• [WHAT NEEDS TO BE DONE]: The data is to be retyped in full, exactly.

• [WORKING DATA]:
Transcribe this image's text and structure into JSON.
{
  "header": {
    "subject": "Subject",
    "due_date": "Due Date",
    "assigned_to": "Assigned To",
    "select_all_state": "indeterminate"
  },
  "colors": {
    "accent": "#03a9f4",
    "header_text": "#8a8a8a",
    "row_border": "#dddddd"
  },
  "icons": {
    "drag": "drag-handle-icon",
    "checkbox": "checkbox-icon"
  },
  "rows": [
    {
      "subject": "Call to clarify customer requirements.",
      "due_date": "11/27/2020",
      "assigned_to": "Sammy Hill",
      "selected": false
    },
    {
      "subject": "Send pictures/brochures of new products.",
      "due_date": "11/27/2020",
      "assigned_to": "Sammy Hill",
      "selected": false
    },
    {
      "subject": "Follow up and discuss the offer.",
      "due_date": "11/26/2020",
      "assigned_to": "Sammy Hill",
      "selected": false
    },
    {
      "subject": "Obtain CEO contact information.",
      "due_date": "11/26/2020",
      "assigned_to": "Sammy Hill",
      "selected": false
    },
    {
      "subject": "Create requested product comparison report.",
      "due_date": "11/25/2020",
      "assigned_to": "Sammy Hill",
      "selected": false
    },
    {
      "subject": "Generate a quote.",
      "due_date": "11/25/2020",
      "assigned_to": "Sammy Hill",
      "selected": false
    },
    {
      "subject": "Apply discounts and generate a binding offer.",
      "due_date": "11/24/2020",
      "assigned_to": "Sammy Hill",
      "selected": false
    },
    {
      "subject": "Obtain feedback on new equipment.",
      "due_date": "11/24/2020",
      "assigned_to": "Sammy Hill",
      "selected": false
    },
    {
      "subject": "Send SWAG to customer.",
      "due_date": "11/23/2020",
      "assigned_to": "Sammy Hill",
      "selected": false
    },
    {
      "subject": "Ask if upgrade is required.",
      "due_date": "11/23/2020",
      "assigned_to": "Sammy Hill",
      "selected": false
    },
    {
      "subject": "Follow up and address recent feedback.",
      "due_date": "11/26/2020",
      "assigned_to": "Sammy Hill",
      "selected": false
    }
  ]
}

• [WRITTEN SOLUTION]:
Transcribe this image's text and structure into JSON.
{
  "header": {
    "subject": "Subject",
    "due_date": "Due Date",
    "assigned_to": "Assigned To",
    "select_all_state": "indeterminate"
  },
  "colors": {
    "accent": "#03a9f4",
    "header_text": "#8a8a8a",
    "row_border": "#dddddd"
  },
  "icons": {
    "drag": "drag-handle-icon",
    "checkbox": "checkbox-icon"
  },
  "rows": [
    {
      "subject": "Call to clarify customer requirements.",
      "due_date": "11/27/2020",
      "assigned_to": "Sammy Hill",
      "selected": false
    },
    {
      "subject": "Send pictures/brochures of new products.",
      "due_date": "11/27/2020",
      "assigned_to": "Sammy Hill",
      "selected": false
    },
    {
      "subject": "Follow up and discuss the offer.",
      "due_date": "11/26/2020",
      "assigned_to": "Sammy Hill",
      "selected": false
    },
    {
      "subject": "Obtain CEO contact information.",
      "due_date": "11/26/2020",
      "assigned_to": "Sammy Hill",
      "selected": false
    },
    {
      "subject": "Create requested product comparison report.",
      "due_date": "11/25/2020",
      "assigned_to": "Sammy Hill",
      "selected": false
    },
    {
      "subject": "Generate a quote.",
      "due_date": "11/25/2020",
      "assigned_to": "Sammy Hill",
      "selected": false
    },
    {
      "subject": "Apply discounts and generate a binding offer.",
      "due_date": "11/24/2020",
      "assigned_to": "Sammy Hill",
      "selected": false
    },
    {
      "subject": "Obtain feedback on new equipment.",
      "due_date": "11/24/2020",
      "assigned_to": "Sammy Hill",
      "selected": false
    },
    {
      "subject": "Send SWAG to customer.",
      "due_date": "11/23/2020",
      "assigned_to": "Sammy Hill",
      "selected": false
    },
    {
      "subject": "Ask if upgrade is required.",
      "due_date": "11/23/2020",
      "assigned_to": "Sammy Hill",
      "selected": false
    },
    {
      "subject": "Follow up and address recent feedback.",
      "due_date": "11/26/2020",
      "assigned_to": "Sammy Hill",
      "selected": false
    }
  ]
}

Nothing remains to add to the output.